## EXERCISE
Please return every entry below exactly as written, without any of its pictures.

## THE INPUT
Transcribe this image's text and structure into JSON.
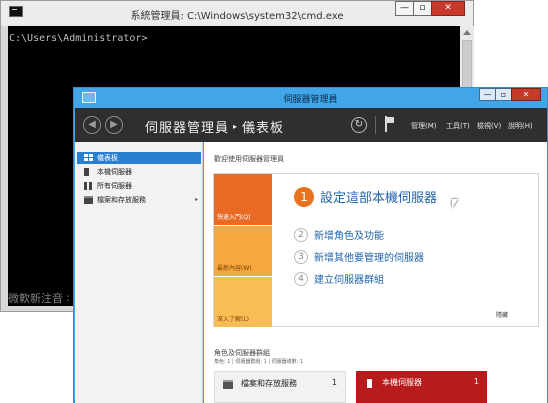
{
  "cmd": {
    "title": "系統管理員: C:\\Windows\\system32\\cmd.exe",
    "prompt": "C:\\Users\\Administrator>",
    "ime_text": "微軟新注音 ∶",
    "buttons": {
      "minimize": "—",
      "restore": "▫",
      "close": "✕"
    }
  },
  "server_manager": {
    "window_title": "伺服器管理員",
    "buttons": {
      "minimize": "—",
      "restore": "▫",
      "close": "✕"
    },
    "toolbar": {
      "back": "◀",
      "forward": "▶",
      "breadcrumb": [
        "伺服器管理員",
        "儀表板"
      ],
      "breadcrumb_separator": "▸",
      "refresh": "↻",
      "menus": {
        "manage": "管理(M)",
        "tools": "工具(T)",
        "view": "檢視(V)",
        "help": "說明(H)"
      }
    },
    "sidebar": {
      "items": [
        {
          "label": "儀表板",
          "icon": "dashboard-icon",
          "active": true
        },
        {
          "label": "本機伺服器",
          "icon": "local-server-icon"
        },
        {
          "label": "所有伺服器",
          "icon": "all-servers-icon"
        },
        {
          "label": "檔案和存放服務",
          "icon": "file-storage-icon",
          "has_arrow": true
        }
      ],
      "arrow": "▸"
    },
    "main": {
      "welcome_title": "歡迎使用伺服器管理員",
      "strips": {
        "quick_start": "快速入門(Q)",
        "whats_new": "最新內容(W)",
        "learn_more": "深入了解(L)"
      },
      "steps": [
        {
          "num": "1",
          "label": "設定這部本機伺服器"
        },
        {
          "num": "2",
          "label": "新增角色及功能"
        },
        {
          "num": "3",
          "label": "新增其他要管理的伺服器"
        },
        {
          "num": "4",
          "label": "建立伺服器群組"
        }
      ],
      "hide_label": "隱藏",
      "roles_title": "角色及伺服器群組",
      "roles_subtitle": "角色: 1 | 伺服器群組: 1 | 伺服器總數: 1",
      "tiles": [
        {
          "name": "檔案和存放服務",
          "count": "1"
        },
        {
          "name": "本機伺服器",
          "count": "1"
        }
      ]
    }
  },
  "colors": {
    "window_frame": "#41a5e8",
    "toolbar": "#2f2f2f",
    "accent_orange": "#e8731d",
    "link_blue": "#1f63a8",
    "active_blue": "#2a7fd0",
    "tile_red": "#b81b1b"
  }
}
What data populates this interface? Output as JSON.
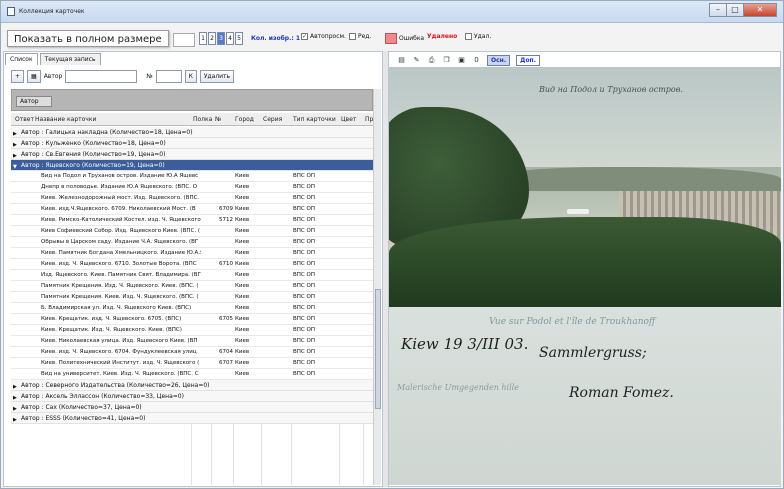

## REPLY TO THE TASK
Transcribe this image's text and structure into JSON.
{
  "cmd": {
    "title": "系統管理員: C:\\Windows\\system32\\cmd.exe",
    "prompt": "C:\\Users\\Administrator>",
    "ime_text": "微軟新注音 ∶",
    "buttons": {
      "minimize": "—",
      "restore": "▫",
      "close": "✕"
    }
  },
  "server_manager": {
    "window_title": "伺服器管理員",
    "buttons": {
      "minimize": "—",
      "restore": "▫",
      "close": "✕"
    },
    "toolbar": {
      "back": "◀",
      "forward": "▶",
      "breadcrumb": [
        "伺服器管理員",
        "儀表板"
      ],
      "breadcrumb_separator": "▸",
      "refresh": "↻",
      "menus": {
        "manage": "管理(M)",
        "tools": "工具(T)",
        "view": "檢視(V)",
        "help": "說明(H)"
      }
    },
    "sidebar": {
      "items": [
        {
          "label": "儀表板",
          "icon": "dashboard-icon",
          "active": true
        },
        {
          "label": "本機伺服器",
          "icon": "local-server-icon"
        },
        {
          "label": "所有伺服器",
          "icon": "all-servers-icon"
        },
        {
          "label": "檔案和存放服務",
          "icon": "file-storage-icon",
          "has_arrow": true
        }
      ],
      "arrow": "▸"
    },
    "main": {
      "welcome_title": "歡迎使用伺服器管理員",
      "strips": {
        "quick_start": "快速入門(Q)",
        "whats_new": "最新內容(W)",
        "learn_more": "深入了解(L)"
      },
      "steps": [
        {
          "num": "1",
          "label": "設定這部本機伺服器"
        },
        {
          "num": "2",
          "label": "新增角色及功能"
        },
        {
          "num": "3",
          "label": "新增其他要管理的伺服器"
        },
        {
          "num": "4",
          "label": "建立伺服器群組"
        }
      ],
      "hide_label": "隱藏",
      "roles_title": "角色及伺服器群組",
      "roles_subtitle": "角色: 1 | 伺服器群組: 1 | 伺服器總數: 1",
      "tiles": [
        {
          "name": "檔案和存放服務",
          "count": "1"
        },
        {
          "name": "本機伺服器",
          "count": "1"
        }
      ]
    }
  },
  "colors": {
    "window_frame": "#41a5e8",
    "toolbar": "#2f2f2f",
    "accent_orange": "#e8731d",
    "link_blue": "#1f63a8",
    "active_blue": "#2a7fd0",
    "tile_red": "#b81b1b"
  }
}
What data populates this interface? Output as JSON.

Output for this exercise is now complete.